Studying Suffering At The Market

I don’t enjoy what I’m good at. I have a knack for choosing the slowest checkout line to stand in at stores. I somehow know which cashier will run out of register tape just when it’s my turn to pay. Even when in a rush, I have an innate ability to find the customers returning merchandise and stand behind them. While I am good at knowing the slowest checkout lines to stand in, I am bad at understanding the questions cashiers ask. I’m too honest, I think.

When I left a 50-pound bag of dog food in the shopping cart and the cashier asked, “Dog food for you?” I answered, “No. It’s for my dog.” When cashiers ask, “Did you find everything you need?” I say, “No, but that’s what religion is for.”

Indeed, religion can make the difficult times bearable, meaningful and even pleasurable.

How does religion do this? One of the basic functions of religion is to help followers make sense out of “non-sense.” As one of my professors was fond of saying, “Religions are meaning producing systems.” Religion offers different models of faith strategies to deal with misfortune and unpleasant situations, transforming the meaningless into something meaningful in the process. By providing a why to life, religion enables us to bear almost any how.

While there are more models than I can cover in a short article, here is a brief look at some of the more common ones I’ve used to rationalize frustrating experiences, both as an overtasked, underappreciated cashier years ago and as a self-centered customer now.

Judicial Model Suffering is punishment for past transgressions. I am standing in the slowest checkout line because of the bad karma I’ve accumulated or as punishment for sin. I must be patient and endure, and I will be renewed once I emerge from this trial. Besides, it’s better I suffer now in this world than to face judgment in the world to come.

Medicinal Model Suffering is good spiritual medicine for me. Waiting in line 15 minutes to buy a greeting card will make me a better person. It cleanses my soul. It turns my attention to the divine and opens me up to what is sacred. It’s finally my turn to pay. The cashier now decides to take a break and the new cashier must change register drawers. I recite a mantra. Breathing in, I calm the mind and body. Breathing out, I release the frustration, heal my spirit and smile.

Workout Model Suffering builds strength of character and spirit. A customer just before me has misread the sale sign but still insists on being right. This is spiritual training, strengthening me for future trials. The cashier calls for a price check, but no one responds. The cashier leaves the register to personally check on the price. I accept this challenging situation because the gods would not have given me more than I can handle. The cashier returns; the customer demands to speak to the manager. I think the gods have overestimated me.
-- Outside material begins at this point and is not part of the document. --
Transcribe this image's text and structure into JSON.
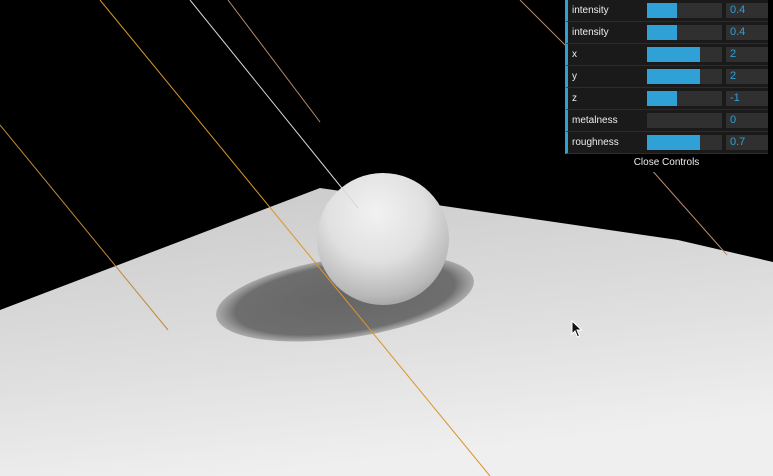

Compassionate Model Suffering creates a kinder and more understanding person. I feel sorry for cashiers who have to deal with rude customers talking on their phones and treating them like non-entities. I’m indebted to this experience for teaching me the value of compassion. After all, how can we truly know kindness if there were no uncaring, selfish human beings in the world to show us the opposite? I am not alone in my suffering; I feel a bond with the cashier. I make sure I greet my cashier. WE>I.
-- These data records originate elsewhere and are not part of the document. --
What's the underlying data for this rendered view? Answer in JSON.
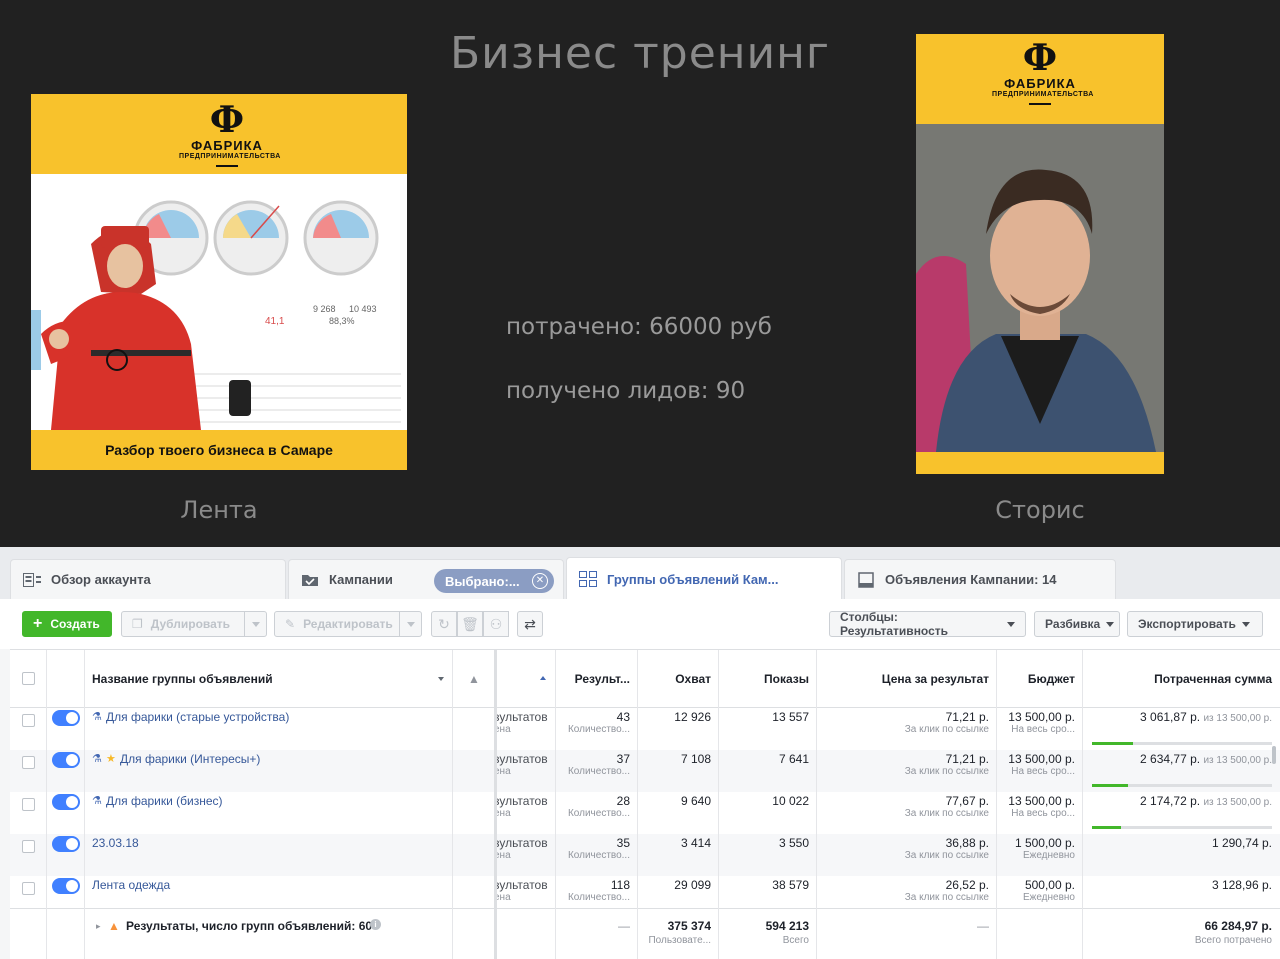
{
  "slide": {
    "title": "Бизнес тренинг",
    "spent": "потрачено: 66000 руб",
    "leads": "получено лидов: 90",
    "feed_caption": "Лента",
    "stories_caption": "Сторис",
    "brand": {
      "mark": "Ф",
      "name": "ФАБРИКА",
      "sub": "ПРЕДПРИНИМАТЕЛЬСТВА"
    },
    "feed_banner": "Разбор твоего бизнеса в Самаре",
    "feed_readouts": [
      "41,1",
      "9 268",
      "10 493",
      "88,3%"
    ],
    "colors": {
      "yellow": "#f8c22c",
      "background": "#212121"
    }
  },
  "ads": {
    "tabs": [
      {
        "label": "Обзор аккаунта",
        "icon": "account-overview-icon"
      },
      {
        "label": "Кампании",
        "icon": "campaigns-folder-icon"
      },
      {
        "label": "Группы объявлений Кам...",
        "icon": "ad-sets-grid-icon",
        "active": true
      },
      {
        "label": "Объявления Кампании: 14",
        "icon": "ads-icon"
      }
    ],
    "selected_chip": "Выбрано:...",
    "toolbar": {
      "create": "Создать",
      "duplicate": "Дублировать",
      "edit": "Редактировать",
      "columns": "Столбцы: Результативность",
      "breakdown": "Разбивка",
      "export": "Экспортировать"
    },
    "columns": {
      "name": "Название группы объявлений",
      "results": "Результ...",
      "reach": "Охват",
      "impressions": "Показы",
      "cpr": "Цена за результат",
      "budget": "Бюджет",
      "spent": "Потраченная сумма"
    },
    "rows": [
      {
        "name": "Для фарики (старые устройства)",
        "icons": [
          "flask-icon"
        ],
        "type": "зультатов",
        "type_sub": "ена",
        "results": "43",
        "results_sub": "Количество...",
        "reach": "12 926",
        "impressions": "13 557",
        "cpr": "71,21 р.",
        "cpr_sub": "За клик по ссылке",
        "budget": "13 500,00 р.",
        "budget_sub": "На весь сро...",
        "spent": "3 061,87 р.",
        "spent_of": "из 13 500,00 р.",
        "progress": 0.23
      },
      {
        "name": "Для фарики (Интересы+)",
        "icons": [
          "flask-icon",
          "star-icon"
        ],
        "type": "зультатов",
        "type_sub": "ена",
        "results": "37",
        "results_sub": "Количество...",
        "reach": "7 108",
        "impressions": "7 641",
        "cpr": "71,21 р.",
        "cpr_sub": "За клик по ссылке",
        "budget": "13 500,00 р.",
        "budget_sub": "На весь сро...",
        "spent": "2 634,77 р.",
        "spent_of": "из 13 500,00 р.",
        "progress": 0.2
      },
      {
        "name": "Для фарики (бизнес)",
        "icons": [
          "flask-icon"
        ],
        "type": "зультатов",
        "type_sub": "ена",
        "results": "28",
        "results_sub": "Количество...",
        "reach": "9 640",
        "impressions": "10 022",
        "cpr": "77,67 р.",
        "cpr_sub": "За клик по ссылке",
        "budget": "13 500,00 р.",
        "budget_sub": "На весь сро...",
        "spent": "2 174,72 р.",
        "spent_of": "из 13 500,00 р.",
        "progress": 0.16
      },
      {
        "name": "23.03.18",
        "icons": [],
        "type": "зультатов",
        "type_sub": "ена",
        "results": "35",
        "results_sub": "Количество...",
        "reach": "3 414",
        "impressions": "3 550",
        "cpr": "36,88 р.",
        "cpr_sub": "За клик по ссылке",
        "budget": "1 500,00 р.",
        "budget_sub": "Ежедневно",
        "spent": "1 290,74 р.",
        "spent_of": "",
        "progress": null
      },
      {
        "name": "Лента одежда",
        "icons": [],
        "type": "зультатов",
        "type_sub": "ена",
        "results": "118",
        "results_sub": "Количество...",
        "reach": "29 099",
        "impressions": "38 579",
        "cpr": "26,52 р.",
        "cpr_sub": "За клик по ссылке",
        "budget": "500,00 р.",
        "budget_sub": "Ежедневно",
        "spent": "3 128,96 р.",
        "spent_of": "",
        "progress": null
      }
    ],
    "footer": {
      "label": "Результаты, число групп объявлений: 60",
      "results": "—",
      "reach": "375 374",
      "reach_sub": "Пользовате...",
      "impressions": "594 213",
      "impressions_sub": "Всего",
      "cpr": "—",
      "spent": "66 284,97 р.",
      "spent_sub": "Всего потрачено"
    },
    "colors": {
      "accent": "#4267b2",
      "green": "#42b72a",
      "toggle": "#4080ff"
    }
  }
}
Magical Curse Model The one causing me to suffer will get it worse in the end. The anguish I’m experiencing becomes pleasurable when I think of how much worse it will be for the one afflicting me now. A customer has ignored the 10-item limit sign at the checkout. This same person took up two parking stalls in front of the store. Who does this person think (s)he is? This person will suffer greatly in hell. I somehow feel better now.
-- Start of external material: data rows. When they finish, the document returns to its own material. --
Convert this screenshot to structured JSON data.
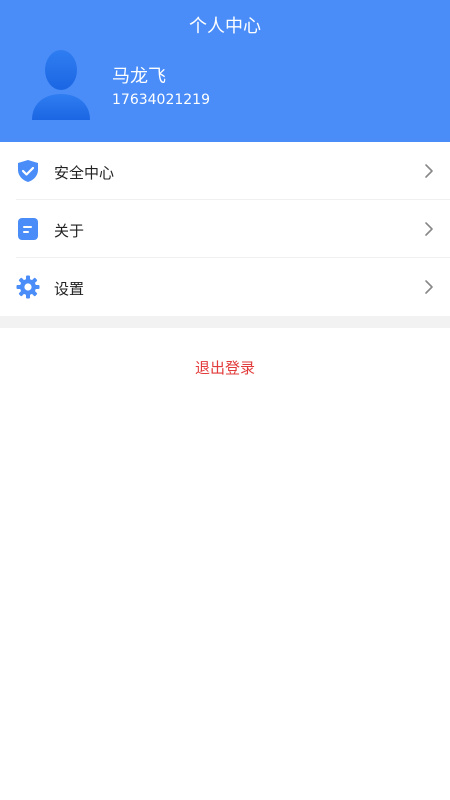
{
  "header": {
    "title": "个人中心",
    "background_color": "#4a8df8",
    "avatar_icon": "user-avatar-icon"
  },
  "user": {
    "name": "马龙飞",
    "phone": "17634021219"
  },
  "menu": {
    "items": [
      {
        "label": "安全中心",
        "icon": "shield-check-icon"
      },
      {
        "label": "关于",
        "icon": "about-icon"
      },
      {
        "label": "设置",
        "icon": "gear-icon"
      }
    ],
    "icon_color": "#4a8df8",
    "chevron_icon": "chevron-right-icon"
  },
  "logout": {
    "label": "退出登录",
    "color": "#e23b3b"
  }
}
Ultimate Plan Model There is a reason for my suffering greater than I can understand. I couldn’t find parking, I chose the shopping cart with a broken wheel, and after all this the item I came to buy is gone. Though life goes in mysterious ways, I’m secure in the thought that there is a greater plan and things will somehow work out in the end.

Grateful Model My suffering cannot compare to the suffering the founder of my faith endured for me. No matter that the cashier happily chatted away with a co-worker and did not bother to acknowledge me throughout the entire transaction. The world did not acknowledge the founder of my faith either and rejected him outright. Had he not suffered in the way he did, my current situation would be hopeless. I embrace my suffering for sake of the founder of my faith and I’m thankful for the chance to experience a little of what he went through. My pain binds me to my god.

The above models offer different lines of understanding for moving from incomprehensible pain and frustration to meaningful suffering. With proper faith, meaning is possible in and through pain. When it comes to seeking relief from my own suffering, I believe I’m waiting in the right line.

Jay Sakashita teaches religion courses at Leeward Community College and UH-Manoa.